are very thin. Astronomers using the Hubble Space Telescope
captured this image of the rings edge-on in 1995. Star-like
objects in the ring plane are icy satellites.
Second, small moons that orbit through
the outermost regions of the ring system are gaining angular momentum
at the expense of the rings. "During the next few hundred million
years," explains Cuzzi, "the outer half of the rings will fall toward
the planet, and the little moons - called shepherd satellites -
will be flung away. This is a young dynamic system."
The first argument (shiny rings) is
less certain than the second (angular momentum), he cautions, "because
we're not sure there's enough dust at the orbit of Saturn to pollute
and blacken the rings." NASA's Cassini spacecraft will measure the
dust population when it reaches Saturn in 2004. Then, perhaps, there
will be no doubt.
Cuzzi hopes Cassini will solve other ring-mysteries,
too. "In the early '80's," he recalls, "the Voyager spacecraft visited
Saturn and took close-up pictures that revealed many strange things
in the rings, including spokes, braids and waves.
km-wide moon Mimas, also known as the "Death Star" satellite
because of its distinctive impact crater, is about as massive
as Saturn's rings.
"Some of the waves have a spiral shape,
like the spiral arms of galaxies," says Cuzzi. To an astronaut floating
among the rings, such waves would appear to be gentle swells, a
few kilometres high and hundreds of kilometres wide. They move around
the rings every few days or weeks. "We understand these spiral waves,"
he added. They're triggered by gravitational tugs from Saturn's
moons - the same ones that are sapping the rings' angular momentum.
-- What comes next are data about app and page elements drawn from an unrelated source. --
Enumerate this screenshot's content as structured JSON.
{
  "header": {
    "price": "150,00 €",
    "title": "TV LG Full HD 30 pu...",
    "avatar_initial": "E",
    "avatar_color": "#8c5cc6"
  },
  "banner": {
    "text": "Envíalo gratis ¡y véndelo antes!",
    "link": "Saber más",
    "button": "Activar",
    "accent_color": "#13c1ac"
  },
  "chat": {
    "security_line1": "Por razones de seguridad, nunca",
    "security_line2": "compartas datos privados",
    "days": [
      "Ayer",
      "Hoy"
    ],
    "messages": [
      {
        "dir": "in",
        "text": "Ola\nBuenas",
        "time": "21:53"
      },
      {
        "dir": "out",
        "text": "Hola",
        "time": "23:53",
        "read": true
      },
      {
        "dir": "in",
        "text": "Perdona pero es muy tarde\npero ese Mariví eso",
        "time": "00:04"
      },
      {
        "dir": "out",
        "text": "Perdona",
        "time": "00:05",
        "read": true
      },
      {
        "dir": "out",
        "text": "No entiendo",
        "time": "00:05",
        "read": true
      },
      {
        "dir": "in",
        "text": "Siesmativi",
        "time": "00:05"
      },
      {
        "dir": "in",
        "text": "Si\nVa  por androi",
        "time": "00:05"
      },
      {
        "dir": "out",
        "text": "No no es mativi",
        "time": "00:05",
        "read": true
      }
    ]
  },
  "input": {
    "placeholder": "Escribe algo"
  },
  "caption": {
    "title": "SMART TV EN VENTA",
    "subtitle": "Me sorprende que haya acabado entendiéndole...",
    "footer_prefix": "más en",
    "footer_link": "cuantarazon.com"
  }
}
Other structures, like spokes and irregular
ripples, are puzzling. Some of them might be signs of space rocks
plunging through the ring system. Others might be spawned by tiny
moonlets, as yet undiscovered, plowing through Saturn's rings. "Cassini,
which will orbit Saturn for years, should provide some answers,"
In many science fiction tales, alien visitors
are amazed by Saturn as if there were no ringed planets back in their
own solar system. According to Cuzzi, Saturn's rings might be rare
indeed. "If they are as short-lived as we think, we're lucky to be
here at just the right time to see them."
Voyager 2 spacecraft
images of "spokes" and other irregular features in Saturn's
Actually, other giant planets in our
solar system do have rings, but they are very dark and millions
of times less massive than the rings of Saturn. Jupiter's rings
are made of bits of dust that fly off Jupiter's moons when they
are struck by meteorites. No one is sure what made the black rings
of Neptune and Uranus, although Cuzzi notes they could be debris
from kilometre-sized moonlets that were struck by asteroids.
In another few hundred million years,
if Cuzzi is right, Saturn's rings will sag inward and our solar
system will become a little more ordinary. Perhaps by then star-faring
humans will have seen countless ringed planets elsewhere in the
Galaxy and won't care much what happens to Saturn. On the other
hand, maybe Saturn's rings really are a Galactic wonder, and super-engineers
of the distant future will take measures to preserve them.
No one knows.
We can only be sure that Saturn's rings
are lovely now. And if they are indeed fleeting, as such ages are
reckoned for stars and planets, their short life makes them even
more wonderful. Don't miss them!